Midway through the Lok Sabha election, it is clear that the euphoric endorsement Narendra Modi enjoyed in 2014 is missing, and it is more ‘there is no other alternative’, said Pratap Bhanu Mehta, Vice Chancellor of Ashoka University and one of India’s foremost political commentators.
“Even a lot of people who claim to be supporting Mr Modi seem to be relatively clear in their recognition that he has actually not delivered much of what he promised. In fact, it is not the kind of euphoric endorsement. It is ‘there is no other alternative’,” said Mehta, a Contributing Editor with The Indian Express.
At the Express Adda in Mumbai Thursday evening, he spoke on the erosion of institutions, on constitutional law and on the challenges during and after the polls. He said this election is marked by high stakes and low expectations. While the result could fundamentally alter the nature of politics, even if India were to become “an irrevocably majoritarian state in all dimensions”, the Opposition, he said, had not been able to build a concentrated narrative around this.
“There’s is no expectation of a visionary alternative, alternative Opposition or a return to basic constitutional principles. There’s no promise of achhe din as compared to the 2014 election,” he said.

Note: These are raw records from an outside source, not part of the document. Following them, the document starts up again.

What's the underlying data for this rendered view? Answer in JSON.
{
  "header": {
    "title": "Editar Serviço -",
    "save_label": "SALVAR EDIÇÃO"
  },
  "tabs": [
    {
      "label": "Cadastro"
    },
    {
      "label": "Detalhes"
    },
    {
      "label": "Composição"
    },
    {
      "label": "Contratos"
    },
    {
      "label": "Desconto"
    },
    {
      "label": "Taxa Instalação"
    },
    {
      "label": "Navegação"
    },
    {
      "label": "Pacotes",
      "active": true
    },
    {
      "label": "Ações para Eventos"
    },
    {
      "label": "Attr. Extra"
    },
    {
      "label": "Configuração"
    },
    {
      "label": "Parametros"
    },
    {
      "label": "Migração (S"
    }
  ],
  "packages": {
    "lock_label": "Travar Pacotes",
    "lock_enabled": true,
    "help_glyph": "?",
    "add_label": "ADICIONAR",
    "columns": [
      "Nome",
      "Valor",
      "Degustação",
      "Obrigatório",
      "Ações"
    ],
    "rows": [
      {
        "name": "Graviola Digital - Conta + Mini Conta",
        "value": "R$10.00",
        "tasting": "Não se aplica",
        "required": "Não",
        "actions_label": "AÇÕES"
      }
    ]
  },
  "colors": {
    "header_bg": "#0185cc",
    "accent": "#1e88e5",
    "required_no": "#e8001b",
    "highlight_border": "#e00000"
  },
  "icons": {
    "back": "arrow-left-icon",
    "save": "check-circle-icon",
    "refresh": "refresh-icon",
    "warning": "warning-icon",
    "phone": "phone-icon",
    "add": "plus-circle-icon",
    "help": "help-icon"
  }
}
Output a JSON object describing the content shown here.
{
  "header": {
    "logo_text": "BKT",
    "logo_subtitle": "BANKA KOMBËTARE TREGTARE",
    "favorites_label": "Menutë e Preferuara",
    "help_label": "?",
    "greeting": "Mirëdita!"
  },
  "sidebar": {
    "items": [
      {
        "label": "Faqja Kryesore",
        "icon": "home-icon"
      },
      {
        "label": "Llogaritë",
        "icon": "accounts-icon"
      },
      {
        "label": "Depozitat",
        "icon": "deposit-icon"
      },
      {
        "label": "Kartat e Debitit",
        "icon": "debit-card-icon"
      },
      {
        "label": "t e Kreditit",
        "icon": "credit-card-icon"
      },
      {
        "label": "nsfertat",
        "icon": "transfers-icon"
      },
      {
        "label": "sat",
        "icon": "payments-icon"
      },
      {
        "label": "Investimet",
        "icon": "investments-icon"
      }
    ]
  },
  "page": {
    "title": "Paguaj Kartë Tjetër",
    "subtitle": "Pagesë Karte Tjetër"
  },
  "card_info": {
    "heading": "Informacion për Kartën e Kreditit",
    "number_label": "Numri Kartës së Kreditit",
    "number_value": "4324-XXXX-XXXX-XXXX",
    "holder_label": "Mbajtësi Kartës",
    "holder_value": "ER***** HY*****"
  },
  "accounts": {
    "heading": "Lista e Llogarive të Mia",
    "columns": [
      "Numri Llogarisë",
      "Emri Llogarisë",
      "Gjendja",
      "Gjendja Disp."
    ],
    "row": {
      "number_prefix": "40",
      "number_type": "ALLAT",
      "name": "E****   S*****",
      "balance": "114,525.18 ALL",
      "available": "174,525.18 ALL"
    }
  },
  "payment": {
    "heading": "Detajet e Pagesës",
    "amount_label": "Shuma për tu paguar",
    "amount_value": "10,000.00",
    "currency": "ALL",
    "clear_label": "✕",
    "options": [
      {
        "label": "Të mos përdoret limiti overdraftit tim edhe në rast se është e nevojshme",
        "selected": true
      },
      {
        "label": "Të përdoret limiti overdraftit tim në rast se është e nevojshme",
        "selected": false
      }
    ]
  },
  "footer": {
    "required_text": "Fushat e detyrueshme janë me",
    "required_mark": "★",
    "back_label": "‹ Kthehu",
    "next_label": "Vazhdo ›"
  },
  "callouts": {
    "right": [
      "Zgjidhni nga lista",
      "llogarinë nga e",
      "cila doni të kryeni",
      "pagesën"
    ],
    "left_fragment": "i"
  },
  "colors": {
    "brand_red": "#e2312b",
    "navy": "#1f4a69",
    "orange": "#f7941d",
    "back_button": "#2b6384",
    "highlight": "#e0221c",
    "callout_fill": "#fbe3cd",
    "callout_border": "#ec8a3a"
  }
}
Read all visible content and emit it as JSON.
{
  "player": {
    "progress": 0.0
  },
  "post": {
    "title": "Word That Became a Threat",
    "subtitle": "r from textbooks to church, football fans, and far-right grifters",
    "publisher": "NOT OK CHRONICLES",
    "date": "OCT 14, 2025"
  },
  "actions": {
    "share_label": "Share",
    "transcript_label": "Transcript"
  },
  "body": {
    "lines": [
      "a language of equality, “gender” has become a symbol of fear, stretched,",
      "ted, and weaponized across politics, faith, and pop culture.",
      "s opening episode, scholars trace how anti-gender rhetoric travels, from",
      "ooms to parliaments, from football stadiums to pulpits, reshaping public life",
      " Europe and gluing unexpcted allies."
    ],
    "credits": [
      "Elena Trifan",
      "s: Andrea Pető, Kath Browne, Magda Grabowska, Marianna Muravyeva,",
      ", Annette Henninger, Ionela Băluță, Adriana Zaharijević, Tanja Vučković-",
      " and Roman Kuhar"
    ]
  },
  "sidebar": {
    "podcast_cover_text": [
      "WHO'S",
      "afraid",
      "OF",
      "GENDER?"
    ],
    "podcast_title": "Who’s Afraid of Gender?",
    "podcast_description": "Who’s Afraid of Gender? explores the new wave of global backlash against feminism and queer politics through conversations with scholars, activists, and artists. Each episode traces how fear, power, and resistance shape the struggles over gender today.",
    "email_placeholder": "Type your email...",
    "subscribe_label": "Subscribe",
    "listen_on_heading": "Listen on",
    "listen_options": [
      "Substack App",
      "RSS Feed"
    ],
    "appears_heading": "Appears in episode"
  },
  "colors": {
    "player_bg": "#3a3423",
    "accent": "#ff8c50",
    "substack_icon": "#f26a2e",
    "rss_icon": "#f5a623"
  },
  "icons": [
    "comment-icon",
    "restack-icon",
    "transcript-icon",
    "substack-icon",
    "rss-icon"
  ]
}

Mehta said a distinctive aspect of the BJP’s current penetration in civil society is its magnitude. “Even if the BJP’s power is diminished this election, I think what makes it a distinctive moment is the civil society penetration of BJP and the ideology it represents, because the ideology is carried in bits by the other party as well in some forms. This is a right wing whose civil society presence is now of an unprecedented order of magnitude. It can mobilise five million RSS workers. It has become the new normal across a range of institutions from universities to courts to armed forces.”
“In fact, in some ways, the real challenge will begin after the election. I think the first step is in recognising the fact that there is something much deeper going on which is beyond electoral politics, in the terms in which we want to define our relationship with other citizens,” he said.
Observing that even the political vocabulary used to debate and discuss is now compromised, he said the words ‘liberal’ and ‘secularism’ are now seen as bad words, alongside an ideological mystification around what these values represent. “It has become such a bad word even the Opposition does not want to be identified as liberal or secular any more. We are straining to recover that language and vocabulary. I think it is going to be a long intellectual haul,” he said.
Responding to a member of the audience who asked wasn’t Indira Gandhi the first to introduce illiberalism, Mehta said he not only agreed but would go a little further to say Indira Gandhi’s years were marked by personalisation of power and destruction of institutions while Rajiv Gandhi tried to legitimise both Hindu and Muslim communalism.
Mehta, who resigned from the Prime Minister’s National Knowledge Commission in 2006 to protest the UPA government’s higher education policies and then quit the Nehru Memorial Museum and Library in 2016 against the marginalisation of academic credentials in the selection process of its director, said that the Congress party’s failures include its inability to tell its own story.
“It cannot even go out and say look, under Manmohan Singh government, more groups were blacklisted internationally, which this government has been struggling to do. It cannot even go out and say Kashmir is a lot more precarious now than it was five years ago. It is public amnesia, right? It cannot even go out and say that the great moment of recognition on which the government staked its reputation was the US-India nuclear deal and here we are struggling to get into the NSC, right?”